▶ Problem details
For this exercise, write out each entry below exactly, omitting the images.

(Collected data)

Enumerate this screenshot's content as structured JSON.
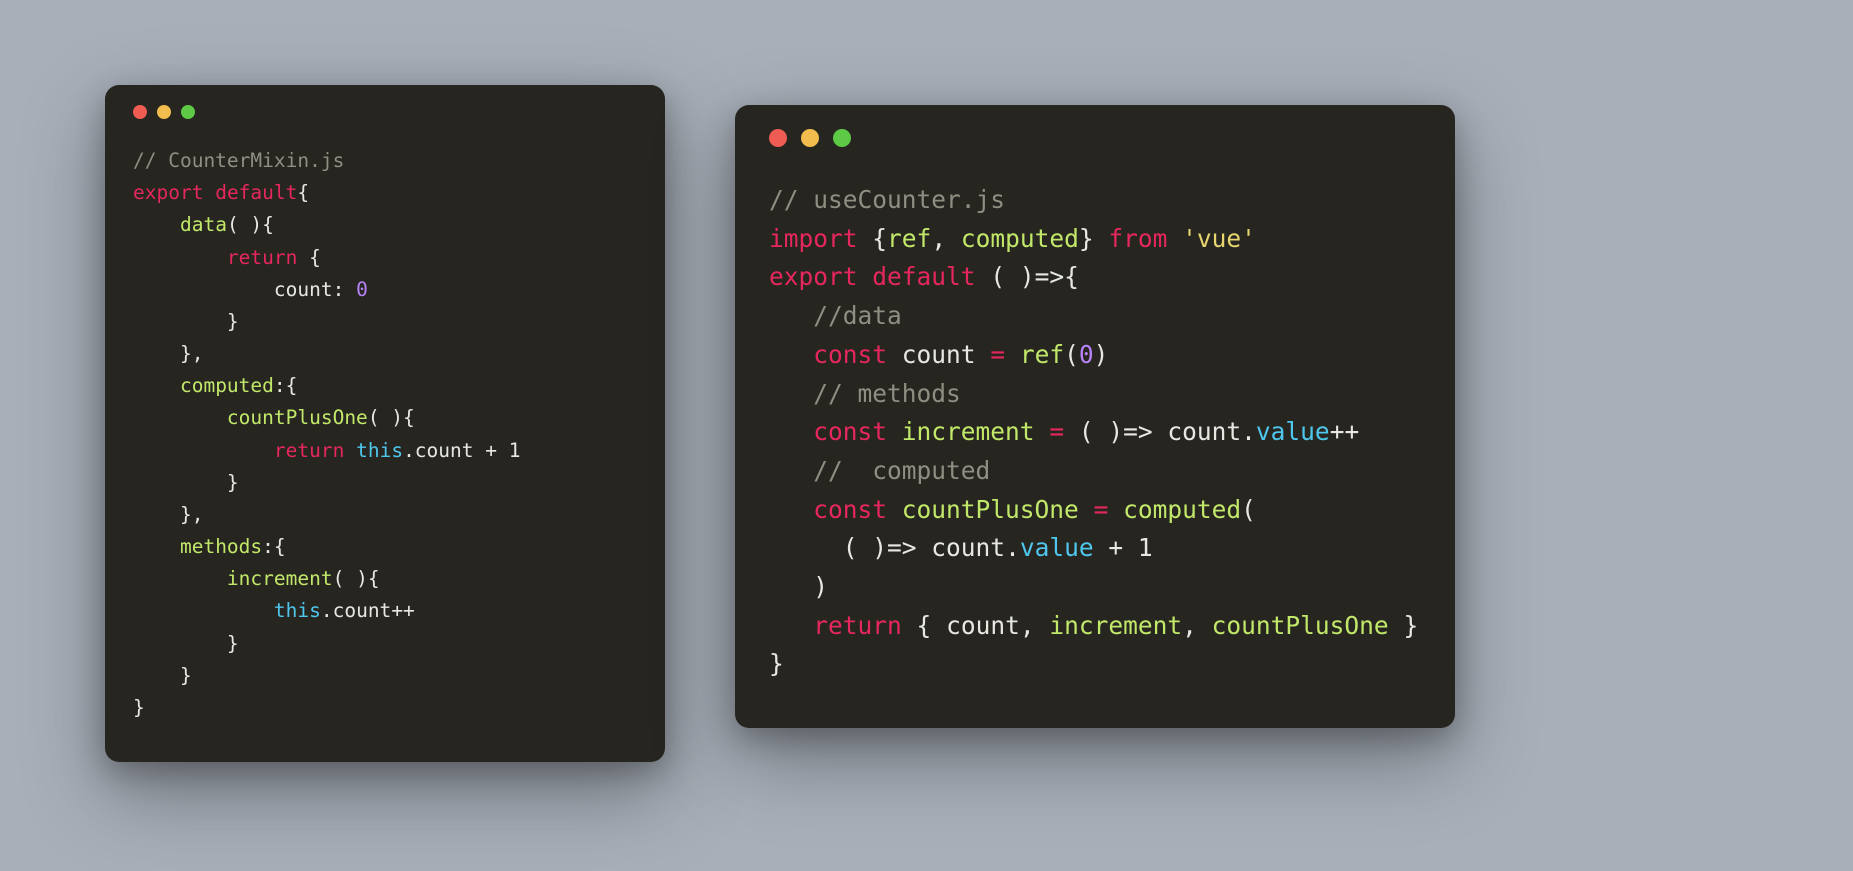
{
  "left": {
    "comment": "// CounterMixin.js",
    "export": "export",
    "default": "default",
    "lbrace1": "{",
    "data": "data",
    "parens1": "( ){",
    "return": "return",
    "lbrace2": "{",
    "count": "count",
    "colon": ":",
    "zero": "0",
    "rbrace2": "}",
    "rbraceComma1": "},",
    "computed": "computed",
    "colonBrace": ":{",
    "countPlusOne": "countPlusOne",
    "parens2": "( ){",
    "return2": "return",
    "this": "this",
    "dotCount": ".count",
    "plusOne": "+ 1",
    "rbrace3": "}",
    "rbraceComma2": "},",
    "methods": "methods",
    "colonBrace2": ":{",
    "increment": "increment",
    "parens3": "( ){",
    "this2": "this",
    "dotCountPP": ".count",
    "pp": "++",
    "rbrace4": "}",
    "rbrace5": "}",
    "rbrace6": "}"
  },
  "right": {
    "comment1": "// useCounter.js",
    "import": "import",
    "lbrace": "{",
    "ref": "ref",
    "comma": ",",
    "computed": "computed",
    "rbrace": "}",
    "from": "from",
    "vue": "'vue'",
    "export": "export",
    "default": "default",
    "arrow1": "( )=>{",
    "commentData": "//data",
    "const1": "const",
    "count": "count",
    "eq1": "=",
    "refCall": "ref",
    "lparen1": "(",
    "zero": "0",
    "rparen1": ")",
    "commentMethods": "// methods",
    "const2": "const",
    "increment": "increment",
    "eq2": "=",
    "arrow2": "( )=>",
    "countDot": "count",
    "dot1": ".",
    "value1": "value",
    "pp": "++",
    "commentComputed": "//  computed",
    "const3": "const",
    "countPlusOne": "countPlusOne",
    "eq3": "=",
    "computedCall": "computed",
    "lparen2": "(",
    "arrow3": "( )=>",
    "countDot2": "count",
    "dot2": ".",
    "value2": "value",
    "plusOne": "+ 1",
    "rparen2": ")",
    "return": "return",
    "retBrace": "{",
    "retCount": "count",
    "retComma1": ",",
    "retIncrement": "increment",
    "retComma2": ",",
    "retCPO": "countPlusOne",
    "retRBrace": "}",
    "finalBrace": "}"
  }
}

▶ Output of the task
Enumerate this screenshot's content as structured JSON.
{
  "left": {
    "comment": "// CounterMixin.js",
    "export": "export",
    "default": "default",
    "lbrace1": "{",
    "data": "data",
    "parens1": "( ){",
    "return": "return",
    "lbrace2": "{",
    "count": "count",
    "colon": ":",
    "zero": "0",
    "rbrace2": "}",
    "rbraceComma1": "},",
    "computed": "computed",
    "colonBrace": ":{",
    "countPlusOne": "countPlusOne",
    "parens2": "( ){",
    "return2": "return",
    "this": "this",
    "dotCount": ".count",
    "plusOne": "+ 1",
    "rbrace3": "}",
    "rbraceComma2": "},",
    "methods": "methods",
    "colonBrace2": ":{",
    "increment": "increment",
    "parens3": "( ){",
    "this2": "this",
    "dotCountPP": ".count",
    "pp": "++",
    "rbrace4": "}",
    "rbrace5": "}",
    "rbrace6": "}"
  },
  "right": {
    "comment1": "// useCounter.js",
    "import": "import",
    "lbrace": "{",
    "ref": "ref",
    "comma": ",",
    "computed": "computed",
    "rbrace": "}",
    "from": "from",
    "vue": "'vue'",
    "export": "export",
    "default": "default",
    "arrow1": "( )=>{",
    "commentData": "//data",
    "const1": "const",
    "count": "count",
    "eq1": "=",
    "refCall": "ref",
    "lparen1": "(",
    "zero": "0",
    "rparen1": ")",
    "commentMethods": "// methods",
    "const2": "const",
    "increment": "increment",
    "eq2": "=",
    "arrow2": "( )=>",
    "countDot": "count",
    "dot1": ".",
    "value1": "value",
    "pp": "++",
    "commentComputed": "//  computed",
    "const3": "const",
    "countPlusOne": "countPlusOne",
    "eq3": "=",
    "computedCall": "computed",
    "lparen2": "(",
    "arrow3": "( )=>",
    "countDot2": "count",
    "dot2": ".",
    "value2": "value",
    "plusOne": "+ 1",
    "rparen2": ")",
    "return": "return",
    "retBrace": "{",
    "retCount": "count",
    "retComma1": ",",
    "retIncrement": "increment",
    "retComma2": ",",
    "retCPO": "countPlusOne",
    "retRBrace": "}",
    "finalBrace": "}"
  }
}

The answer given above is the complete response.